"We're not guilty, but if we were, this would be a fair punishment." That's pretty much the gist of a remedy proposal that Microsoft Corporation will submit to Judge Thomas Penfield Jackson this week when it meets its court-ordered May 10 deadline. The proposal is designed to counter the DOJ's breakup proposal by limiting its business practices in a manner that is reportedly consistent with compromises the company made during the abortive settlement process. But Microsoft is put in an odd position by the proposal, as it vigorously denies that it broke any laws in the first place and has already announced that it will appeal any ruling handed down by the judge.
Microsoft's plan reportedly offers a number of concessions. In response to allegations that it denies competitors easy and fast access to new programming interfaces, Microsoft will provide "open and timely" access to these interfaces to any and all third party developers. This will allow developers to create Windows applications that work as well as Office does, the company says, while ending any discrimination. Microsoft will also offer a version of Windows that "hides" Internet Explorer from the user, so that the browser is not installed by default. This is similar to a mode offered by the excellent "98lite", which provides Windows 98 users with the new shell offered by IE but removes the browser. However, this "hiding" tact is cosmetic only: A user could simply type a Web address into a My Computer window and browse the Web that way. Microsoft argues that this is necessary because IE is integrated into Windows too closely to remove it at this point. However, 98lite also offers a "micro" mode that replaces only three files with older Windows 95 versions to remove all IE functionality from the system for good. It's unlikely that this argument will sway the judge, who obviously believes that the integration of IE and Windows is far more tenuous that Microsoft admits.
Microsoft will also reportedly propose that PC makers will be able to modify the default Windows desktop, which addresses charges that the company bullied those manufacturers that attempted to do so previously.

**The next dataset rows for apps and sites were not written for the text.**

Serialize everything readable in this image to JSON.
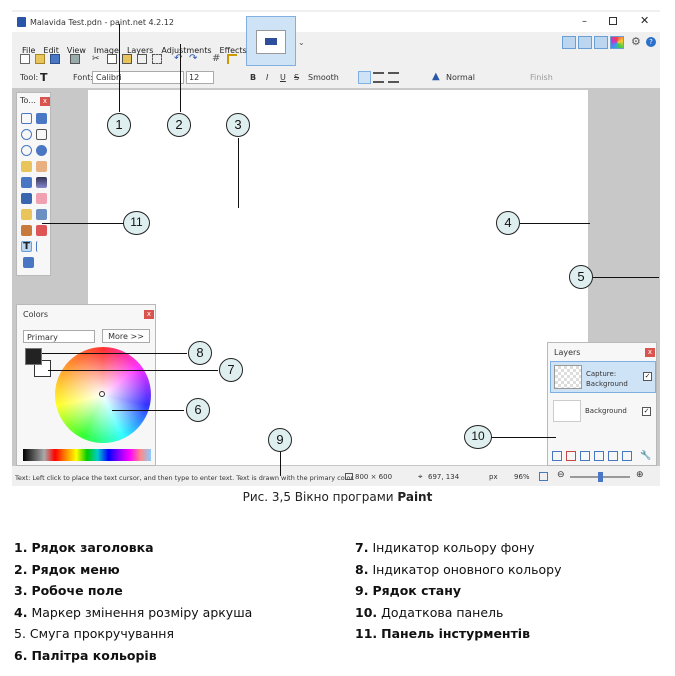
{
  "window": {
    "title": "Malavida Test.pdn - paint.net 4.2.12"
  },
  "menu": [
    "File",
    "Edit",
    "View",
    "Image",
    "Layers",
    "Adjustments",
    "Effects"
  ],
  "toolbar2": {
    "tool_label": "Tool:",
    "font_label": "Font:",
    "font_value": "Calibri",
    "size_value": "12",
    "bold": "B",
    "italic": "I",
    "underline": "U",
    "strike": "S",
    "smooth": "Smooth",
    "blend": "Normal",
    "finish": "Finish"
  },
  "tools_panel": {
    "title": "To..."
  },
  "colors_panel": {
    "title": "Colors",
    "primary_select": "Primary",
    "more_button": "More >>"
  },
  "layers_panel": {
    "title": "Layers",
    "layers": [
      {
        "name": "Capture: Background"
      },
      {
        "name": "Background"
      }
    ]
  },
  "status": {
    "hint": "Text: Left click to place the text cursor, and then type to enter text. Text is drawn with the primary color.",
    "size": "800 × 600",
    "coords": "697, 134",
    "units": "px",
    "zoom": "96%"
  },
  "callouts": [
    "1",
    "2",
    "3",
    "4",
    "5",
    "6",
    "7",
    "8",
    "9",
    "10",
    "11"
  ],
  "caption": {
    "prefix": "Рис. 3,5 Вікно програми ",
    "bold": "Paint"
  },
  "legend_left": [
    {
      "num": "1.",
      "text": "Рядок заголовка",
      "bold": true
    },
    {
      "num": "2.",
      "text": "Рядок меню",
      "bold": true
    },
    {
      "num": "3.",
      "text": "Робоче поле",
      "bold": true
    },
    {
      "num": "4.",
      "text": "Маркер змінення розміру аркуша",
      "bold": false
    },
    {
      "num": "5.",
      "text": "Смуга прокручування",
      "bold": false
    },
    {
      "num": "6.",
      "text": "Палітра кольорів",
      "bold": true
    }
  ],
  "legend_right": [
    {
      "num": "7.",
      "text": "Індикатор кольору фону",
      "bold": false
    },
    {
      "num": "8.",
      "text": "Індикатор оновного кольору",
      "bold": false
    },
    {
      "num": "9.",
      "text": "Рядок стану",
      "bold": true
    },
    {
      "num": "10.",
      "text": "Додаткова панель",
      "bold": false
    },
    {
      "num": "11.",
      "text": "Панель інстурментів",
      "bold": true
    }
  ]
}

During the trial, Microsoft argued that it needed to protect the Windows desktop from modification in order to provide a consistent look and feel for users, who might be otherwise confused by different interfaces. And finally, Microsoft will not attempt to prevent PC makers from promoting products from other companies on systems that include Windows; the company had been using Windows as a bludgeon against PC makers such as Compaq and IBM that wished to promote Netscape Communicator, Lotus SmartSuite, and other products. PC makers allege that Microsoft threatened to cancel their license for Windows if they continued bundling non-Microsoft products on their PCs. The Microsoft proposal says that this change would prevent it from maintaining and extending its monopoly by limiting the distribution of other software products.
Going forward, the schedule will likely be revised, possibly extensively. Originally, Judge Jackson had set a May 17 date for the DOJ response to the Microsoft proposal, with hearings set to begin on May 24. But Microsoft says it will ask for an extension because of new evidence introduced in the DOJ's proposal, which asked for Microsoft to be split into two separate companies.
In related news, Microsoft chairman Bill Gates suggests in Newsweek this week that a breakup of Microsoft would make it harder for the company to prevent viruses and worms like the "Love Bug" outbreak that brought email down across the country last week. Gates says that the best defense against such problems is a constantly evolving operating system with strong developer support. Detractors note, however, that it was the very situation that led to the Love Bug virus in the first place and that if Windows wasn't so obscenely popular it wouldn't have been targeted in the first place. Likewise, the integration of VBScript into every level of a system--from Outlook (an Office application) to the OS itself--made it possible for this virus to exist in the first place. Gates points to such product tying, however, as a good thing.
And on another related note, Microsoft recently created a new job that will be responsible for "corporate and industry initiatives." Linda Stone will move from her post in Microsoft Research to examine how the company can work less aggressively with competitors and basically get along with people in the post-antitrust case world. Or, as Microsoft president says it, "work through this climate of criticism we're in and move forward." Stone will report directly to Ballmer, who is apparently trying to recreate Microsoft in his own image while quietly shedding some of the Gates-like qualities that got it in trouble in the first place